MMP: There's a huge ­learning curve. Running the office in Argentina let me appreciate all the local nuances in the business: how the ­collecting ­societies operate ­differently, how ­copyright ­varies in different ­countries. We've been in China since 2011. How that market will develop is still up in the air. A lot of Chinese companies are ­investing in U.S. content, which ­indicates a new respect for ­intellectual property in China. We recently won a lawsuit there when a label didn't come to us for a license, and we were awarded ­damages and legal fees. That's new for the Chinese market.

Ralph, how have lyrics played into the success of the company?

RPII: I'm a big proselytizer for recognizing lyrics as a standalone source of income online. We now have, as the majors do, agreements with Apple for payment based on the usage of lyrics. The important part is making the lyrics available, and we ask for the best efforts to include the composer names. We want the composers to be stars.

What are you most excited about now in terms of the publishing business?

MMP: I'm very excited about some of our writers who had great ­successes in 2016 -- that's one of the pleasures of working for an A&R-driven company. Michael Tyler and Jaron Boyer just had their first No. 1 country hit [with "Somewhere on a Beach"]. And in 2015 we signed the ­songwriting and ­production duo The Audibles, and they got their first Grammy nomination for a song on the Justin Bieber album.
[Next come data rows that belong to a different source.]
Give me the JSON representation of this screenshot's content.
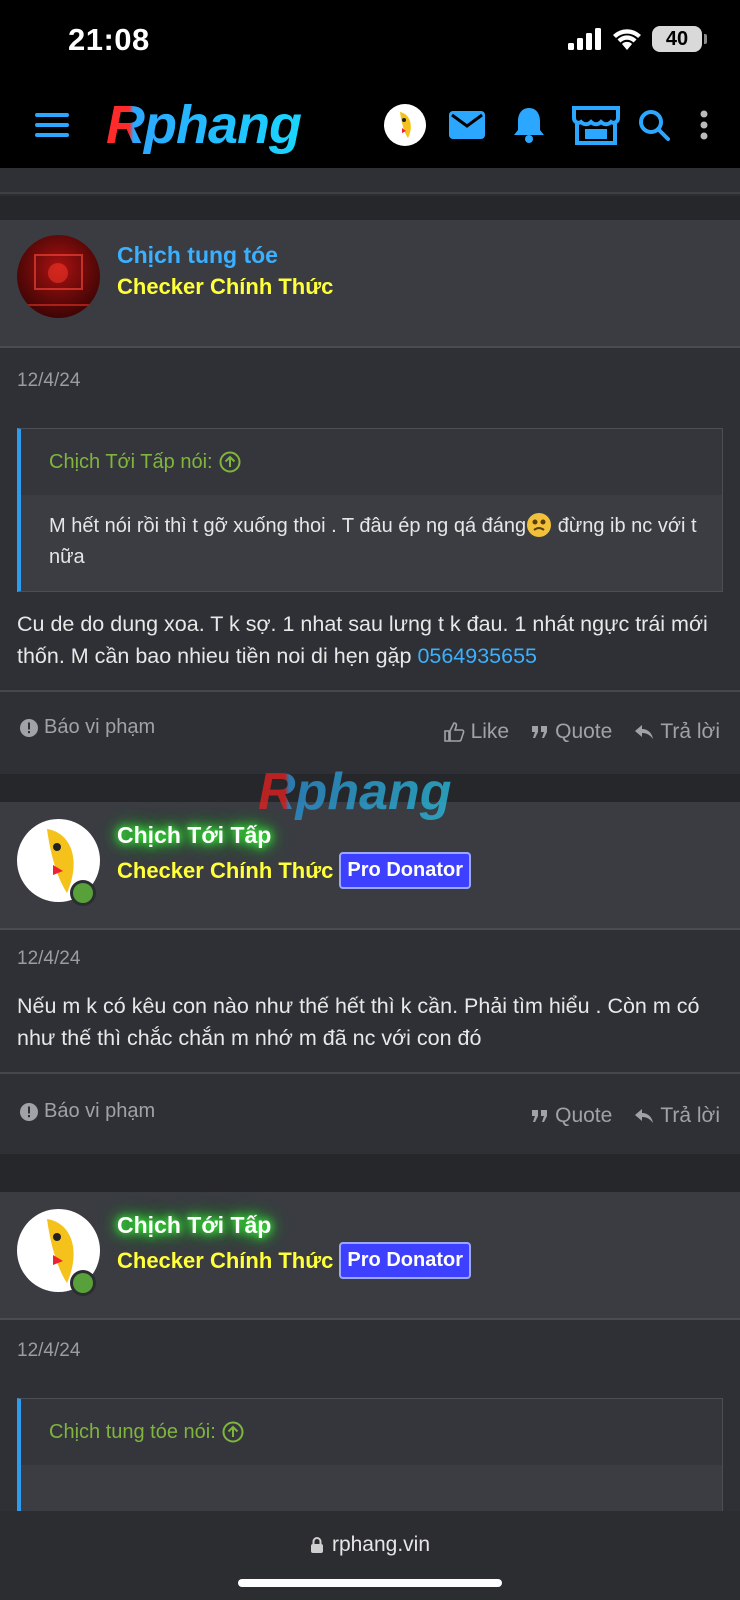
{
  "status": {
    "time": "21:08",
    "battery": "40"
  },
  "header": {
    "logo": "Rphang",
    "icons": [
      "menu-icon",
      "avatar",
      "mail-icon",
      "bell-icon",
      "store-icon",
      "search-icon",
      "more-icon"
    ],
    "accent": "#2ca7ff"
  },
  "posts": [
    {
      "username": "Chịch tung tóe",
      "title": "Checker Chính Thức",
      "date": "12/4/24",
      "quote_author": "Chịch Tới Tấp nói:",
      "quote_text": "M hết nói rồi thì t gỡ xuống thoi . T đâu ép ng qá đáng",
      "quote_text2": " đừng ib nc với t nữa",
      "message": "Cu de do dung xoa. T k sợ. 1 nhat sau lưng t k đau. 1 nhát ngực trái mới thốn. M cần bao nhieu tiền noi di hẹn gặp ",
      "message_link": "0564935655",
      "report": "Báo vi phạm",
      "like": "Like",
      "quote": "Quote",
      "reply": "Trả lời"
    },
    {
      "username": "Chịch Tới Tấp",
      "title": "Checker Chính Thức",
      "badge": "Pro Donator",
      "date": "12/4/24",
      "message": "Nếu m k có kêu con nào như thế hết thì k cần. Phải tìm hiểu . Còn m có như thế thì chắc chắn m nhớ m đã nc với con đó",
      "report": "Báo vi phạm",
      "quote": "Quote",
      "reply": "Trả lời"
    },
    {
      "username": "Chịch Tới Tấp",
      "title": "Checker Chính Thức",
      "badge": "Pro Donator",
      "date": "12/4/24",
      "quote_author": "Chịch tung tóe nói:"
    }
  ],
  "watermark": "Rphang",
  "browser": {
    "url": "rphang.vin"
  }
}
During the past decade there have been many transactions in ­publishing. You must have had offers to sell. Have you ever thought about it?

RPII: When I first took over the business in 1980, I had lots of people asking if I wanted to sell, and I told them that this is a business that I care about. It's wonderful to work with creative people. To be involved in the culture that crosses our desks on a daily basis is a real privilege.